Strategic planning involves defining a company’s vision, mission, values and strategy. Strategic planning is used in drawing up the “business plan,” which often includes a vision statement or mission statement, and outlines a company’s goals and plan for reaching those goals (and importantly the resources the company will need to be successful). Performing a business and industry analysis is an important component of strategic planning. This includes using analytics tools such as performing a SWOT analysis, or analyzing the attractiveness of an industry using Porter’s Five Forces framework.
Competitive advantage, or disadvantage, can come from any and all of the different activities a business performs in order to create, produce, sell and deliver their products and services. A company can gain a cost advantage by performing certain activities more efficiently than competitors; or a company can gain an advantage by differentiating the mix of products and services they deliver. Innovation strategies involve delivering new products or services that disrupt existing marketplaces; and advantages from operational effectiveness come from performing the same or similar activities as other companies, but in better ways.
Management Tools and Techniques
In the 1970s and 1980s, Japanese companies pioneered management tools and techniques such as TQM and lean manufacturing that could be implemented to improve operational effectiveness. The revolution changed how managers thought about strategy, pushing managers worldwide to focus on how their companies were going to compete on speed, quality and cost against their rivals. While these dimensions of operational effectiveness are important, best practices are easily copied, and the more that companies used the same management tools, and benchmarked against each other, the more they began to look alike. Competing on operational effectiveness allowed for major absolute productivity gains, but relative gains for now one. Gains were captured by customers or other members of the value chain, rather then retained as increased profitability.
Strategic Positioning and Fit
According to Michael Porter, in order to hold a sustainable competitive advantage, managers need to focus on strategic positioning and fit. They must understand how customers’ needs differ, and have a unique set of activities that satisfy these customers’ needs. If a company has a set of activities that best meet customers’ needs, the more that these activities differ from what other companies are currently doing, the chances that the entire system of activities can be copied are low.
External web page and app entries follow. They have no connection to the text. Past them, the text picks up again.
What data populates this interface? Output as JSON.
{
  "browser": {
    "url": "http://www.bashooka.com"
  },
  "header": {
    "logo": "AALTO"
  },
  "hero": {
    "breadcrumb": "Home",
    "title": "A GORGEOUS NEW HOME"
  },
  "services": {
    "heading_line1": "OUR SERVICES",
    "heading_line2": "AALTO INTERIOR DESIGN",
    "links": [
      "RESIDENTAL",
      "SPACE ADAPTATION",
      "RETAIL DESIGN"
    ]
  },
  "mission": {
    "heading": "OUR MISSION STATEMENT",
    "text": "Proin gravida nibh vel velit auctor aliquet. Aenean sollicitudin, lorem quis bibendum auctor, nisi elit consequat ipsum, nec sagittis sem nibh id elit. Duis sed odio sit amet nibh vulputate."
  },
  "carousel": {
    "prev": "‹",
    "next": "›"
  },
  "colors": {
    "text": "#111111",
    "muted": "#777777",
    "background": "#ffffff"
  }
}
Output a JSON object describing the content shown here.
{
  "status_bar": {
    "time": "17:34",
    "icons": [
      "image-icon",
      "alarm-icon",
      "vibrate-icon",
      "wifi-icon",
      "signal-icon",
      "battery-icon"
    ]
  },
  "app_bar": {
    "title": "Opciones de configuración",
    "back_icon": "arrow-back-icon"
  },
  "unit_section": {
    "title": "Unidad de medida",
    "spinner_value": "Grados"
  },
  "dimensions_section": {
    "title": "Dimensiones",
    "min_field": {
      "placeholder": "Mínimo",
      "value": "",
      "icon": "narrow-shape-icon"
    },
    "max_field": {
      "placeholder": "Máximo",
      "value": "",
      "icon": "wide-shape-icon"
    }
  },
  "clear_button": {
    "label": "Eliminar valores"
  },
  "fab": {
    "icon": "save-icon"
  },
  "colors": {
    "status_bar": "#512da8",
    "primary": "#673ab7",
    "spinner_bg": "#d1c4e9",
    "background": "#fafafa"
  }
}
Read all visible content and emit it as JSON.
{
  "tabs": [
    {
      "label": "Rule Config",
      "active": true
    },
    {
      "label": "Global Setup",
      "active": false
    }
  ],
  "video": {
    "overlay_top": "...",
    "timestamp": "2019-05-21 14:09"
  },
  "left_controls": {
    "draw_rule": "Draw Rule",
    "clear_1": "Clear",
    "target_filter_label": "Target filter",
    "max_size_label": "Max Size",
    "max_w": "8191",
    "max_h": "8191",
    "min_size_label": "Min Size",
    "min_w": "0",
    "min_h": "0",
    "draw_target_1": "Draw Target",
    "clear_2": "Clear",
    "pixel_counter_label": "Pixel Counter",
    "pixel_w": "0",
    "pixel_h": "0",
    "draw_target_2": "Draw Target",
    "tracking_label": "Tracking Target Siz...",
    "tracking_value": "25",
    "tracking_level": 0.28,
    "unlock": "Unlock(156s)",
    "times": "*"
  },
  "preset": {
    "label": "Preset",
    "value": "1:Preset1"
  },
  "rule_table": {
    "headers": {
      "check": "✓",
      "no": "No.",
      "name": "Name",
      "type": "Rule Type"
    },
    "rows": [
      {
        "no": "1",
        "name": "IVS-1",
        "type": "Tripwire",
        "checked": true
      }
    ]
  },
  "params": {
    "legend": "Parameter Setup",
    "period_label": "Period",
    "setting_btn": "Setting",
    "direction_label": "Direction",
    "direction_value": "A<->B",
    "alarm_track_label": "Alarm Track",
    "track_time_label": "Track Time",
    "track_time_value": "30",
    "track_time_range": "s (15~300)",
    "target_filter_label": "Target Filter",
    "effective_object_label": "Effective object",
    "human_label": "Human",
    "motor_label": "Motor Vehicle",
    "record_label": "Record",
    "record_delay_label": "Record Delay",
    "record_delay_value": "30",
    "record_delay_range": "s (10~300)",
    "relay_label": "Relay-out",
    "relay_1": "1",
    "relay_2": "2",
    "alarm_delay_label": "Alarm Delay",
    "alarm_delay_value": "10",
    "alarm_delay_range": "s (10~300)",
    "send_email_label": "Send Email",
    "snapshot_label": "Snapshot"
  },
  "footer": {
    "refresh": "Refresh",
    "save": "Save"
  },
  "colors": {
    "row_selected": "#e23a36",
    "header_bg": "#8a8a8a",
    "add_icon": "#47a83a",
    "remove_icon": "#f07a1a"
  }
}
Strategic positioning and the fit of an organization’s activities are what lead to sustainable competitive advantage. The goal of strategic planning is to find a new strategic position (or evaluate a company’s current position), and evaluate the fit between the company's strategic position and its operations. A strategic plan should result in focus: a clear mission, vision, values and strategy that reinforce one another to allow the company to deliver a unique system of activities that best meet customers needs.